Cervical Cancer Screening (Pap test)

After the age of 40, women should have a pap test every three years. If you have certain risk factors, you may need more frequent pap tests. It’s important to tell your doctor about your family history so they can determine the correct frequency of testing for you.

Please note that the three year frequency is only for pap testing; women should continue to be vigilant about scheduling and keeping their annual gynecology appointments!

Prostate Cancer Screening in Men

You may want to discuss screening between the ages of 40 – 45 if you have a family history of prostate cancer, or, if you are an African American male, as prostate cancer is more common in African Americans. If you do not have a family history, the prostate screening discussion usually happens around the time you turn 50.

Whenever you are going for a check-up, you can make the most of your visit with the doctor by discussing the following topics:

• Discuss any known family history, such as cancer risk, diabetes, etc., that may affect your health
• Review any medications you are taking, and don’t forget to include the use of vitamins and herbal supplements
• Discuss with your doctor any changes in mood or behavior, such as depression, anxiety, or lack of interest or energy
• If you are having trouble sleeping, or experiencing stress, talk to your doctor about your symptoms
• Be honest with your doctor about any unhealthy habits such as smoking, excessive drinking, or drug use. Your health care provider can provide you the best care only if they know the truth about your health and habits

I hope this serves as a good guideline for helping you take control of your health, while also helping you make the most of your visits to the doctor.

If you haven’t been to the doctor in quite some time, consider scheduling a wellness visit TODAY. Struggling with your health? Contact me for your FREE health consultation, 267-258-7338, or

While your health consultation does not take the place of a visit with your doctor, it can help you uncover valuable information and get you on a path to greater health and wellness.

Take care of yourself, be nice to yourself, and be well. And until next time – veg in, don’t veg out!

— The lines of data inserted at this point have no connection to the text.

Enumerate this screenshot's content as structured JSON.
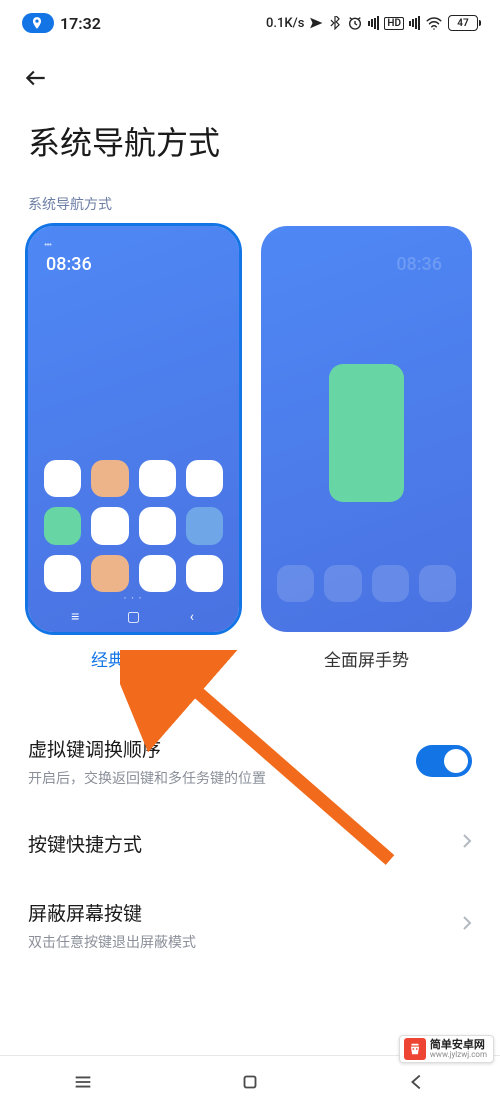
{
  "status": {
    "time": "17:32",
    "net_speed": "0.1K/s",
    "hd_badge": "HD",
    "battery_pct": "47"
  },
  "page": {
    "title": "系统导航方式",
    "section_label": "系统导航方式"
  },
  "options": [
    {
      "label": "经典导航键",
      "selected": true,
      "preview_time": "08:36"
    },
    {
      "label": "全面屏手势",
      "selected": false,
      "preview_time": "08:36"
    }
  ],
  "settings": {
    "swap": {
      "title": "虚拟键调换顺序",
      "sub": "开启后，交换返回键和多任务键的位置",
      "on": true
    },
    "shortcut": {
      "title": "按键快捷方式"
    },
    "block": {
      "title": "屏蔽屏幕按键",
      "sub": "双击任意按键退出屏蔽模式"
    }
  },
  "nav_icons": {
    "menu": "menu",
    "home": "home",
    "back": "back"
  },
  "watermark": {
    "title": "简单安卓网",
    "url": "www.jylzwj.com"
  }
}
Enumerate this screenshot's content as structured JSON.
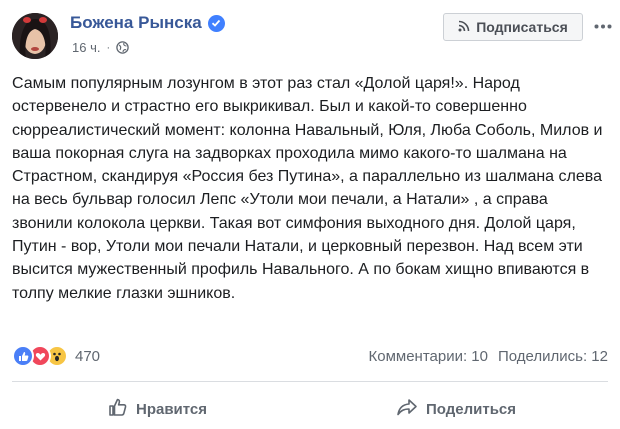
{
  "author": {
    "name": "Божена Рынска",
    "timestamp": "16 ч."
  },
  "header": {
    "subscribe_label": "Подписаться"
  },
  "post": {
    "text": "Самым популярным лозунгом в этот раз стал «Долой царя!». Народ остервенело и страстно его выкрикивал. Был и какой-то совершенно сюрреалистический момент: колонна Навальный, Юля, Люба Соболь, Милов и ваша покорная слуга на задворках проходила мимо какого-то шалмана на Страстном, скандируя «Россия без Путина», а параллельно из шалмана слева на весь бульвар голосил Лепс «Утоли мои печали, а Натали» , а справа звонили колокола церкви. Такая вот симфония выходного дня. Долой царя, Путин - вор, Утоли мои печали Натали, и церковный перезвон. Над всем эти высится мужественный профиль Навального. А по бокам хищно впиваются в толпу мелкие глазки эшников."
  },
  "reactions": {
    "count": "470",
    "icons": [
      "like-icon",
      "love-icon",
      "wow-icon"
    ]
  },
  "stats": {
    "comments": "Комментарии: 10",
    "shares": "Поделились: 12"
  },
  "actions": {
    "like_label": "Нравится",
    "share_label": "Поделиться"
  },
  "colors": {
    "author": "#385898",
    "secondary": "#606770",
    "like": "#4a7ff7",
    "love": "#f0475b",
    "wow": "#f7c544"
  }
}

Karen Ann Kennedy’s commitment to wellness and service is at the heart of her life and career. As a black belt in Tae Kwon Do, a decorated United States Army veteran, and a longtime Human Resources Director, it is only natural that Karen would launch The Caring Coaching Center, to support others in reaching their health, fitness, and lifestyle goals. As the company’s President, CEO, and “Coach in Chief,” Karen provides individual, group, and corporate health and wellness coaching that is flexible, fun, and free of denial. As Karen likes to say: “Little changes. BIG results!”

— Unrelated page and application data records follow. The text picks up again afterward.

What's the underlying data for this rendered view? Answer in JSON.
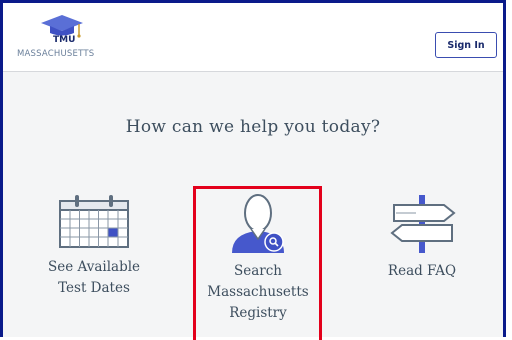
{
  "header": {
    "logo_acronym": "TMU",
    "logo_state": "MASSACHUSETTS",
    "signin_label": "Sign In"
  },
  "main": {
    "headline": "How can we help you today?",
    "options": [
      {
        "label_line1": "See Available",
        "label_line2": "Test Dates",
        "icon": "calendar-icon"
      },
      {
        "label_line1": "Search",
        "label_line2": "Massachusetts",
        "label_line3": "Registry",
        "icon": "user-search-icon",
        "highlighted": true
      },
      {
        "label_line1": "Read FAQ",
        "icon": "signpost-icon"
      }
    ]
  },
  "colors": {
    "frame": "#0a1a8a",
    "accent": "#3f51c4",
    "highlight": "#e3001b",
    "text": "#3d4e5e"
  }
}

Thanks to her studies at The Institute for Integrative Nutrition, the world’s largest nutrition school, Karen is well versed in the importance of nutrition and healthy living. Karen also has extensive experience in compassionately coaching and counseling others through her work in human resources and volunteer management, having worked in this industry for over 20 years.

Karen shares her knowledge and passion for healthy living as a regular contributor to The Huffington Post. Known for her bright smile, boundless energy, and approachability, Karen is an in-demand speaker who has presented training programs for many prestigious organizations and schools in the Philadelphia area, including The National Constitution Center, The Urban League of Philadelphia, Constitution High School, Planned Parenthood of New Jersey, The Penn Museum of Archeology and Anthropology, City Year of Greater Philadelphia, and the Upper Darby School District.

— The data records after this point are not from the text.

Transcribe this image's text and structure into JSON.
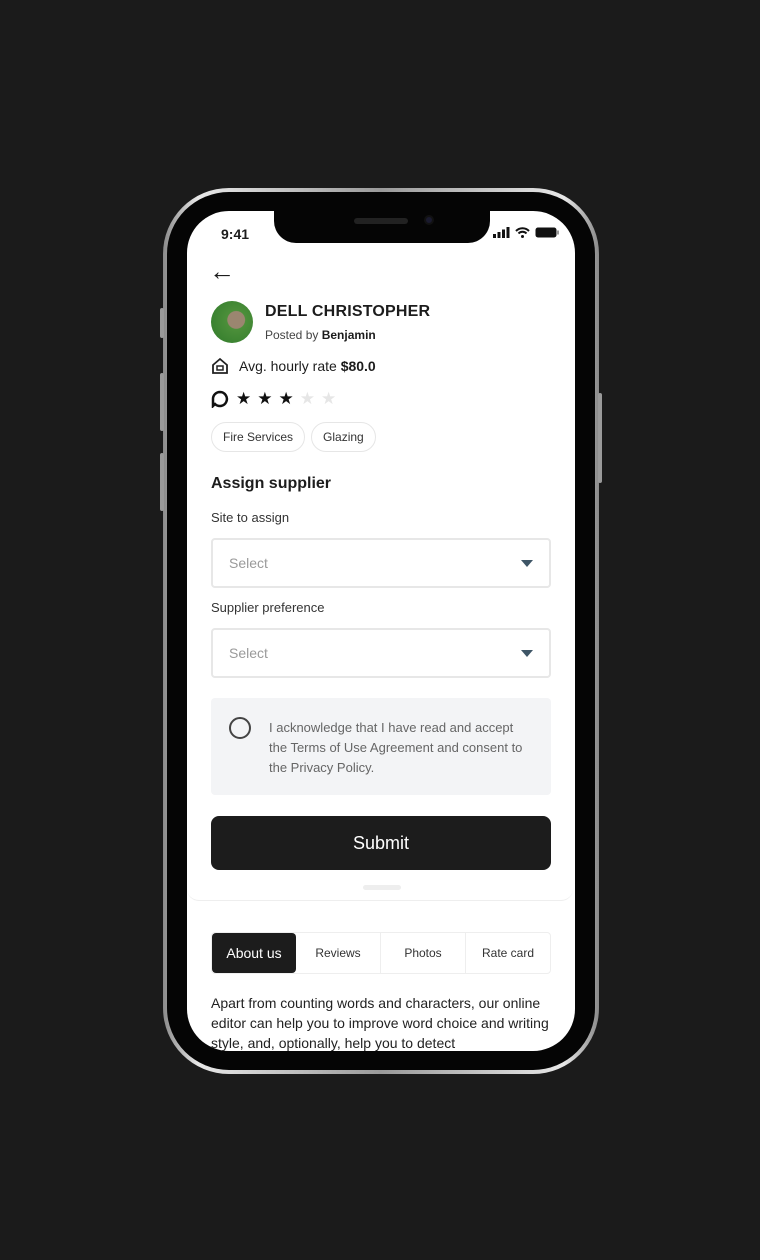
{
  "status_bar": {
    "time": "9:41"
  },
  "profile": {
    "name": "DELL CHRISTOPHER",
    "posted_by_label": "Posted by",
    "posted_by": "Benjamin",
    "rate_label": "Avg. hourly rate",
    "rate_value": "$80.0",
    "rating": 3,
    "rating_max": 5,
    "tags": [
      "Fire Services",
      "Glazing"
    ]
  },
  "form": {
    "title": "Assign supplier",
    "site_label": "Site to assign",
    "site_placeholder": "Select",
    "supplier_label": "Supplier preference",
    "supplier_placeholder": "Select",
    "ack_text": "I acknowledge that I have read and accept the Terms of Use Agreement and consent to the Privacy Policy.",
    "submit": "Submit"
  },
  "tabs": [
    {
      "label": "About us",
      "active": true
    },
    {
      "label": "Reviews"
    },
    {
      "label": "Photos"
    },
    {
      "label": "Rate card"
    }
  ],
  "about_text": "Apart from counting words and characters, our online editor can help you to improve word choice and writing style, and, optionally, help you to detect",
  "colors": {
    "primary": "#1c1c1c",
    "background": "#1b1b1b",
    "dropdown_arrow": "#3e5566"
  }
}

Karen is also a decorated veteran of the United States Army, serving her country for eight years including a tour of duty in Saudi Arabia during Operation Desert Storm.

Born and raised in Philadelphia, and now residing in Ocean City, New Jersey, Karen offers Caring Coaching to clients nationwide. In addition to coaching, she loves cooking, marathon running, and writing her blog, Carrots Don’t Scream When You Boil Them.

Karen is also the author of Your Best Year Yet! 365 Days of Little Changes that Add Up to Big Results! Available on